Monday, August 15, 2011

Sicilia's Big Idea and Its Popularity

Pinche holandés Jan-Albert Hootsen has an interesting column on the problems inherent in Sicilia's movement:
One of Sicilia’s principal goals is to stop the militarization of the country. His movement feels that, by employing thousands of soldiers in 2006 to fight organized crime, the Calderón-administration has led the country into a fight it cannot win, where citizens have become trapped in the crossfire between violent organized crime groups and a law enforcement effort unable to contain the violence. Thousands of serious allegations of human rights violations by the military fuelled this discontent and caused both Sedena (National Defense Secretariat) and Semar (Navy) to lose its traditionally solid public support.

Javier Sicilia’s demands are valid and need to be taken seriously by the Mexican government. There is, however, one problem that his movement might encounter in the future. The Movement for Peace with Justice and Dignity has become an umbrella for a great many social movements, all with their own complaints and demands. Support for his cause comes from disenchanted farmers from Mexico State, women’s rights organizations from Chihuahua, environmental activists from Chiapas and traditional pressure groups such as the Zapatist Army of National Liberation (EZLN) and unions.

One of the groups supporting Sicilia is the now autonomous community of Cherán, in Michoacán state. Since April this year, the (mostly indigenous) inhabitants of Cherán have risen in resistance to the destruction of their environment by illegal logging, which is allegedly sponsored by regional organized crime. When I visited Cherán one week ago, locals implored the federal government to send troops. Perhaps their most serious complaint wasn’t the presence of soldiers, it was actually the absence of the military.
There are definitely a lot of problems with the ongoing use of the military, especially when coupled with a plainly insufficient drive to create a police force capable of replacing it on domestic security issues in the near future. Nonetheless, most people want the military out on the streets, as demonstrated by surveys from several different pollsters, as well as the typical reaction to spikes in violence from local leaders like those of Cherán. Given that, I think Sicilia and co. should focus more on educating the public as to why using the army and marines is a bad idea. His point of view is valid, as Hootsen says, but it's a minority opinion on a relatively simple question.


Richard said...

With due respect to Jan-Albert and yourself, you're forgetting the long history of consensus movements in this country.
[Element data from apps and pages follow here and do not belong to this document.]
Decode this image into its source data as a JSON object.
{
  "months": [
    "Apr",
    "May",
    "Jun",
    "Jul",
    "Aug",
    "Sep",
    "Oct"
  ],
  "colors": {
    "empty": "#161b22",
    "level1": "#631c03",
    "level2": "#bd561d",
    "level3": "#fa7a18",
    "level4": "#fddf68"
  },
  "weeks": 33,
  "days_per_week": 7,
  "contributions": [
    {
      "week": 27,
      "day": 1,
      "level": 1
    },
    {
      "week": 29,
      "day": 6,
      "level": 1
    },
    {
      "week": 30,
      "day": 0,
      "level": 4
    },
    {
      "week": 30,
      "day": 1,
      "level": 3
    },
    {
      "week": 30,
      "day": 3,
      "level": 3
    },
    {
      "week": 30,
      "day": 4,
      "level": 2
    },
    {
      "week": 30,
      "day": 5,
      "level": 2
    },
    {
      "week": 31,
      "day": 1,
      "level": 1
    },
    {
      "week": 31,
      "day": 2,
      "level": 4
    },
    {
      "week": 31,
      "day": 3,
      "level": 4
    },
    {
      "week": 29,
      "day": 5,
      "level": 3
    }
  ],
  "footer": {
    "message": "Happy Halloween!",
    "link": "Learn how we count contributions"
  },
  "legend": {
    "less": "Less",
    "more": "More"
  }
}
Single-issue political movements might or might not bring out the crowds (think of the protests from the AMLO people after the Calderón "election"), but broad based, but shallowly supported, movements nationwide — like those spearheaded by the Zapatistas — have succeeded, in large part because the support came not just from voters, but more importantly from intellectuals and Roman Catholic Bishops... the same formula you're seeing in this anti-military campaign.

As it is, without a long track record of multi-party elections, it's impossible to say what the political effect of this present campaign is, but it has the support of the key opinion makers and, like social movements in countries with a longer history of multi-party (or even two-party) politics, does offer opportunities to the opposition.

pc said...

The Zapatistas and Sicilia's movements are so different in so many ways that any meaningful comparison is pretty much impossible. Whatever the case, I'm not quite sure how your argument addresses the basic point I'm making: on the simple question of whether the military should be involved in domestic security, significant majorities stand in opposition to Sicilia's point of view, and he isn't doing much to alter that dynamic, but rather seems to be treating it as though a narrow minority is employing this horribly unpopular policy. Are you saying that his approach will make the 70-80 percent of the population that favors the military vanish?

Richard said...

Are you saying that his approach will make the 70-80 percent of the population that favors the military vanish?

-- it may very well whittle down that percentage, and — more importantly — convince those that make the rules to change their thinking, especially of the elites who affect policy. As it is, the present administration is putting massive effort into propaganda for the use of the military... were that to change (for any number of reasons), the polling numbers would likely change. And, the polls I've seen tend to present the issue as "army or police" (or "army or no army"), not as "drug war or social programs" or "military control or more judges" type of questions.

My contention is that by raising other justice issues, the administration is likely to see less support for its present policy. Comparing the number of those in various movements that share common goals right now against those that accept a policy presented without alternatives doesn't mean the alternatives won't gain popularity and/or acceptance, nor that they won't in be part of various political platforms.

pc said...

"My contention is that by raising other justice issues, the administration is likely to see less support for its present policy."

That may be the case, though I'm a bit skeptical. I guess we'll have to check back in a year or so and see what the polls say then. But I think regardless, he could be doing more to convince the large chunk of people that is on the other side of the fence on this issue.